With widespread blackouts hitting major cities in Iran, including Tehran, media reports attributed the blackouts to cryptocurrency mining. Some point out that crypto mining might have become a means of earning foreign currency amid prolonged U.S. economic sanctions on Iran.
According to AFP and Iran’s Tasnim News Agency, sudden blackouts hit Iran’s major cities, such as Tehran and Shiraz from May 22 to May 23. Tehran, the country’s capital, experienced power cuts three times on May 22 and power was cut off for more than two hours in cities near the capital. In the process, some traffic lights in major city downtowns were out, resulting in traffic jams. Iranian authorities have decided to limit power supply in major cities for two hours a day by region.

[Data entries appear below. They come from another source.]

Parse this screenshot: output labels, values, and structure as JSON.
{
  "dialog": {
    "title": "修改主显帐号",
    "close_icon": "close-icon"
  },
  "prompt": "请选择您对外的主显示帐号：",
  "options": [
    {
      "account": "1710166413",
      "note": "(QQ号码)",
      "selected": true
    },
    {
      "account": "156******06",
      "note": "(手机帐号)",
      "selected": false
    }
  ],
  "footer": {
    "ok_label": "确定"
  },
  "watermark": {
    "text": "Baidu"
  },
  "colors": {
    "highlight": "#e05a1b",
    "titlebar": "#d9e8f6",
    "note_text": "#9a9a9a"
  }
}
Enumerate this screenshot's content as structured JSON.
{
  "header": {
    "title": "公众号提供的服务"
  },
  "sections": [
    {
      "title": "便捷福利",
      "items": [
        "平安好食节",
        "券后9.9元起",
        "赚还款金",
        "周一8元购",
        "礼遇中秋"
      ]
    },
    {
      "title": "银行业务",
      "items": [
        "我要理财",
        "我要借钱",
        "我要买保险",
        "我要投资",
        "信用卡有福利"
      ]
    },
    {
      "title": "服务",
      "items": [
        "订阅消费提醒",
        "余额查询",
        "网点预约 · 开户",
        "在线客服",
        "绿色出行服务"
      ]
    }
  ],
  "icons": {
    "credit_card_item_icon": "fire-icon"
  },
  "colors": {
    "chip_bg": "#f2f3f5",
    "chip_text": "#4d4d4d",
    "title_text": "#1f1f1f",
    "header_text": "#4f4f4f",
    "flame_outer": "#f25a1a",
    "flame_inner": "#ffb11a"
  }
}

An official at Iran’s state-controlled power generation company told AFP that there is high electricity demand amid hot temperatures but it is higher than usual due to boom in crypto mining. Crypto mining consumes significant quantities of electricity since it requires a lot of servers. Earlier in January, the Iranian government closed crypto mining facilities because of their extreme power consumption. Iranian authorities said they shut down 1,620 illegal crypto mining facilities, which consume more than 250 megawatts of electricity, except for 24 facilities officially registered in the country.

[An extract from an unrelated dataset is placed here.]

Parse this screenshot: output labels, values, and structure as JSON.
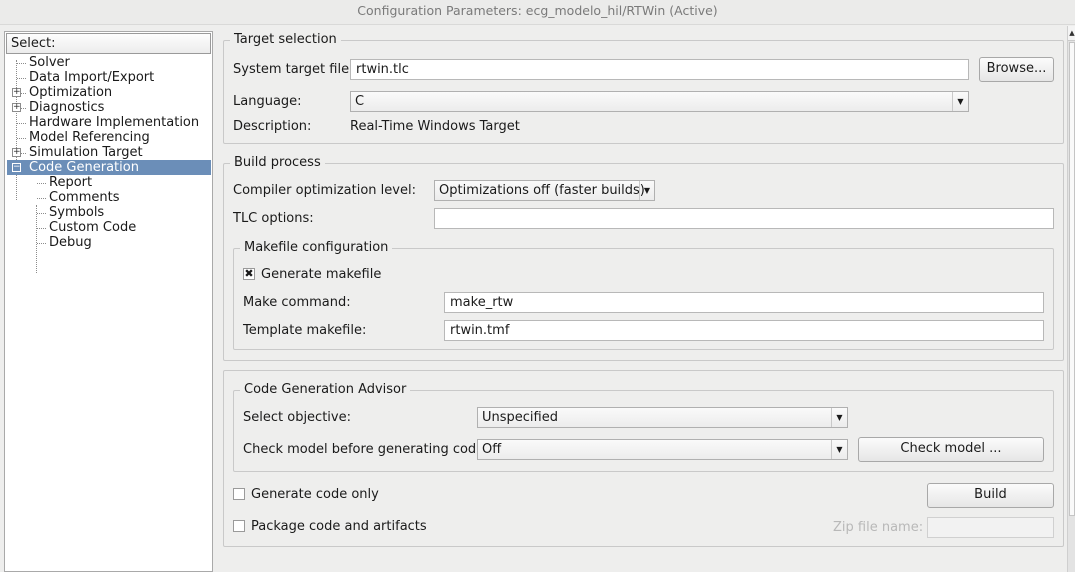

Iran is having difficulties cracking down on crypto mining companies as many of them are sprouting in the country in order to circumvent U.S. sanctions and pay for imports. Citing an analysis by Elliptic, Reuters reported that around 4.5% of all bitcoin mining takes place in Iran. This means Iran’s annual bitcoin production amounts to $1 billion.
Hyun-Seok Lim email@example.com